:: Input for this task ::
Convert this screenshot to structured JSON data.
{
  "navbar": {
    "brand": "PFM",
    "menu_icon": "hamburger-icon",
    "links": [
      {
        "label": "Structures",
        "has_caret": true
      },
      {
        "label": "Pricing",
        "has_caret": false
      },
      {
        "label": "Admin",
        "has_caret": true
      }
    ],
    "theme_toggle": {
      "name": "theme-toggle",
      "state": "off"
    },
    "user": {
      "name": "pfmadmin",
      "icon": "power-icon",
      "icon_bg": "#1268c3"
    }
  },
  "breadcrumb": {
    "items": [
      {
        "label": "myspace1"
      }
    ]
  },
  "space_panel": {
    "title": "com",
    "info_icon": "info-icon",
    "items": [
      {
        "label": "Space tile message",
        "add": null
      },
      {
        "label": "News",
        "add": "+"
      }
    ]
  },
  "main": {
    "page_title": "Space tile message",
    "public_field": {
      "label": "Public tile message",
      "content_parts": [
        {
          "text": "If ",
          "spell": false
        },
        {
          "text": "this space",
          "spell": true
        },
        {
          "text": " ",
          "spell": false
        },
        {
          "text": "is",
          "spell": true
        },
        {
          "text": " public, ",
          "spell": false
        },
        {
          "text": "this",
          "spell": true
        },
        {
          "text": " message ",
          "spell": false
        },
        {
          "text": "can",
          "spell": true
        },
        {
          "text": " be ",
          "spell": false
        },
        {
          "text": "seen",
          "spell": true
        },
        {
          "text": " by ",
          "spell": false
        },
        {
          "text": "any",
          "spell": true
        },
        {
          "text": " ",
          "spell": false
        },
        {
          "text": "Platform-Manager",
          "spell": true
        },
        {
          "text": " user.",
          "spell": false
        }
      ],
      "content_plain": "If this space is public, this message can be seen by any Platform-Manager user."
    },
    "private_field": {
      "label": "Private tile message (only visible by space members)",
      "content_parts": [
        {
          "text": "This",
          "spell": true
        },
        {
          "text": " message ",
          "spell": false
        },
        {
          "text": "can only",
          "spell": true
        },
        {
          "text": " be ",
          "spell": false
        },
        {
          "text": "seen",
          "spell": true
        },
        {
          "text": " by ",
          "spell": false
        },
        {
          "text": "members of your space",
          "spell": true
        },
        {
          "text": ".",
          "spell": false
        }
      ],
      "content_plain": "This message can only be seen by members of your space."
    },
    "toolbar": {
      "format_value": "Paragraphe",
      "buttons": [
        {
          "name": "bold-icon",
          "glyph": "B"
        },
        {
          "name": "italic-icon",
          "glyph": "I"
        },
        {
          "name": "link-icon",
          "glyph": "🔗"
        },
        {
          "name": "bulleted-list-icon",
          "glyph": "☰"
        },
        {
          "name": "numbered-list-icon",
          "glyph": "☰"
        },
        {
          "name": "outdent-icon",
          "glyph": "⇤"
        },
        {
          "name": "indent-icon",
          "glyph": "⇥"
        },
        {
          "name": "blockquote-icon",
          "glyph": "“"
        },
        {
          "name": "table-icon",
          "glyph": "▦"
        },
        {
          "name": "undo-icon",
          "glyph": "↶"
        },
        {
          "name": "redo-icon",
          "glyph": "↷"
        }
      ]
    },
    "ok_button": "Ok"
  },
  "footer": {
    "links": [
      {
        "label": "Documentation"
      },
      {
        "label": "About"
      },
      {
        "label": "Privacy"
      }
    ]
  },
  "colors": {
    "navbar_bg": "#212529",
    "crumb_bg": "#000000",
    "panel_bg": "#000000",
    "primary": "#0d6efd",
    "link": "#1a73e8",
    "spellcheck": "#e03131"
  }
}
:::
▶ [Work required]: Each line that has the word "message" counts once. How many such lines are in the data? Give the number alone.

▶ [Result for this task]: 8